What you need to do
Please give the data again in full, exactly as provided.

Entries from a dataset of interfaces
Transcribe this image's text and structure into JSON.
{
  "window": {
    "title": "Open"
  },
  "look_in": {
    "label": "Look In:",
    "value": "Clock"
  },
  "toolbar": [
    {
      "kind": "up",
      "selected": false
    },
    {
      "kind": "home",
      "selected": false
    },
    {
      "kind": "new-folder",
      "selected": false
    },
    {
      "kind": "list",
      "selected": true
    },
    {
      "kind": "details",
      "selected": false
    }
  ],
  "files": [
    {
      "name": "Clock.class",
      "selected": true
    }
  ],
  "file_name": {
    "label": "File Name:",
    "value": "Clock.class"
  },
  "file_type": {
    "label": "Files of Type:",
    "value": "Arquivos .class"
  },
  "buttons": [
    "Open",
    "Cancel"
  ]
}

Expected answer
Transcribe this image's text and structure into JSON.
{
  "window": {
    "title": "Open"
  },
  "look_in": {
    "label": "Look In:",
    "value": "Clock"
  },
  "toolbar": [
    {
      "kind": "up",
      "selected": false
    },
    {
      "kind": "home",
      "selected": false
    },
    {
      "kind": "new-folder",
      "selected": false
    },
    {
      "kind": "list",
      "selected": true
    },
    {
      "kind": "details",
      "selected": false
    }
  ],
  "files": [
    {
      "name": "Clock.class",
      "selected": true
    }
  ],
  "file_name": {
    "label": "File Name:",
    "value": "Clock.class"
  },
  "file_type": {
    "label": "Files of Type:",
    "value": "Arquivos .class"
  },
  "buttons": [
    "Open",
    "Cancel"
  ]
}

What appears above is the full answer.